*Task requirements*.
In full and without change, return each entry.

Items from an interface collection
--- START ---

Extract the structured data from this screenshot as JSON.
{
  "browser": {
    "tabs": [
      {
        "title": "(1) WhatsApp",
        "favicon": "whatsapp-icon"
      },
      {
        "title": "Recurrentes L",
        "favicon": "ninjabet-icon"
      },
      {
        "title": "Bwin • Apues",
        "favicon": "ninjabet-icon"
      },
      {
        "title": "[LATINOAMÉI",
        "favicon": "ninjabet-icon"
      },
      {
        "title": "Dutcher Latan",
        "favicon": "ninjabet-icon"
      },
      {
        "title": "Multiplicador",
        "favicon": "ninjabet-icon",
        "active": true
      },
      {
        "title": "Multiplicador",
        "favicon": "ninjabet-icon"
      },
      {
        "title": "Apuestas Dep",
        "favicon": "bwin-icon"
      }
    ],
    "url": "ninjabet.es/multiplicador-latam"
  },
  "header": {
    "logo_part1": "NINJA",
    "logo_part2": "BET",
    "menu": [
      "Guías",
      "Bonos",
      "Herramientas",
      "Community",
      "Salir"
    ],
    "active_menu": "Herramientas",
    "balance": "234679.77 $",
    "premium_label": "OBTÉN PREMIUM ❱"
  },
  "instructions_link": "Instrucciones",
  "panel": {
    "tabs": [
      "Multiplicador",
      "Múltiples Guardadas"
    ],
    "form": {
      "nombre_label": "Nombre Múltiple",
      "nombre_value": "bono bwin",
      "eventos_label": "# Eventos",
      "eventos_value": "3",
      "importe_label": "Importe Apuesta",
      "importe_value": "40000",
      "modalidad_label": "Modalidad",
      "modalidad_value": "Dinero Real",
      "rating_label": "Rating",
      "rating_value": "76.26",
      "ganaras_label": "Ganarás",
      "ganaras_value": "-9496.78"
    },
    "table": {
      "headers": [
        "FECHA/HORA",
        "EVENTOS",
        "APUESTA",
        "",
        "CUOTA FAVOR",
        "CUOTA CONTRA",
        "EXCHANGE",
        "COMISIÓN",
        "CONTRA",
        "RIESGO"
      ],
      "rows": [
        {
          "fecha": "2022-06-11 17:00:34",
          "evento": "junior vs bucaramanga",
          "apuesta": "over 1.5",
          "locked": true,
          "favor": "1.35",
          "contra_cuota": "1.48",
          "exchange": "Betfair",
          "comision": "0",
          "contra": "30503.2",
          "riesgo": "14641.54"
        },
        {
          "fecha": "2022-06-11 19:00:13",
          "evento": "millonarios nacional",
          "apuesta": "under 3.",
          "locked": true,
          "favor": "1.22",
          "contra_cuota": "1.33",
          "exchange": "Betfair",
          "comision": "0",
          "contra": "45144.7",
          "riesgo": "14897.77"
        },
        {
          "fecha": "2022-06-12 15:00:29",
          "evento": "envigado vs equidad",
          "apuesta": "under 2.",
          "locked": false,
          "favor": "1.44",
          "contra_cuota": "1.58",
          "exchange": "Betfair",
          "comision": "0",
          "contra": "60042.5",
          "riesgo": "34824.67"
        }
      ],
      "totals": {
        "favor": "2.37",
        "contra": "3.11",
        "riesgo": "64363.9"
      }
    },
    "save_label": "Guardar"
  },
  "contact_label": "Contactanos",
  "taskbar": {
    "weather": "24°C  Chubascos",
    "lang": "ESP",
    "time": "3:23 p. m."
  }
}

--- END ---

*Result*.
Extract the structured data from this screenshot as JSON.
{
  "browser": {
    "tabs": [
      {
        "title": "(1) WhatsApp",
        "favicon": "whatsapp-icon"
      },
      {
        "title": "Recurrentes L",
        "favicon": "ninjabet-icon"
      },
      {
        "title": "Bwin • Apues",
        "favicon": "ninjabet-icon"
      },
      {
        "title": "[LATINOAMÉI",
        "favicon": "ninjabet-icon"
      },
      {
        "title": "Dutcher Latan",
        "favicon": "ninjabet-icon"
      },
      {
        "title": "Multiplicador",
        "favicon": "ninjabet-icon",
        "active": true
      },
      {
        "title": "Multiplicador",
        "favicon": "ninjabet-icon"
      },
      {
        "title": "Apuestas Dep",
        "favicon": "bwin-icon"
      }
    ],
    "url": "ninjabet.es/multiplicador-latam"
  },
  "header": {
    "logo_part1": "NINJA",
    "logo_part2": "BET",
    "menu": [
      "Guías",
      "Bonos",
      "Herramientas",
      "Community",
      "Salir"
    ],
    "active_menu": "Herramientas",
    "balance": "234679.77 $",
    "premium_label": "OBTÉN PREMIUM ❱"
  },
  "instructions_link": "Instrucciones",
  "panel": {
    "tabs": [
      "Multiplicador",
      "Múltiples Guardadas"
    ],
    "form": {
      "nombre_label": "Nombre Múltiple",
      "nombre_value": "bono bwin",
      "eventos_label": "# Eventos",
      "eventos_value": "3",
      "importe_label": "Importe Apuesta",
      "importe_value": "40000",
      "modalidad_label": "Modalidad",
      "modalidad_value": "Dinero Real",
      "rating_label": "Rating",
      "rating_value": "76.26",
      "ganaras_label": "Ganarás",
      "ganaras_value": "-9496.78"
    },
    "table": {
      "headers": [
        "FECHA/HORA",
        "EVENTOS",
        "APUESTA",
        "",
        "CUOTA FAVOR",
        "CUOTA CONTRA",
        "EXCHANGE",
        "COMISIÓN",
        "CONTRA",
        "RIESGO"
      ],
      "rows": [
        {
          "fecha": "2022-06-11 17:00:34",
          "evento": "junior vs bucaramanga",
          "apuesta": "over 1.5",
          "locked": true,
          "favor": "1.35",
          "contra_cuota": "1.48",
          "exchange": "Betfair",
          "comision": "0",
          "contra": "30503.2",
          "riesgo": "14641.54"
        },
        {
          "fecha": "2022-06-11 19:00:13",
          "evento": "millonarios nacional",
          "apuesta": "under 3.",
          "locked": true,
          "favor": "1.22",
          "contra_cuota": "1.33",
          "exchange": "Betfair",
          "comision": "0",
          "contra": "45144.7",
          "riesgo": "14897.77"
        },
        {
          "fecha": "2022-06-12 15:00:29",
          "evento": "envigado vs equidad",
          "apuesta": "under 2.",
          "locked": false,
          "favor": "1.44",
          "contra_cuota": "1.58",
          "exchange": "Betfair",
          "comision": "0",
          "contra": "60042.5",
          "riesgo": "34824.67"
        }
      ],
      "totals": {
        "favor": "2.37",
        "contra": "3.11",
        "riesgo": "64363.9"
      }
    },
    "save_label": "Guardar"
  },
  "contact_label": "Contactanos",
  "taskbar": {
    "weather": "24°C  Chubascos",
    "lang": "ESP",
    "time": "3:23 p. m."
  }
}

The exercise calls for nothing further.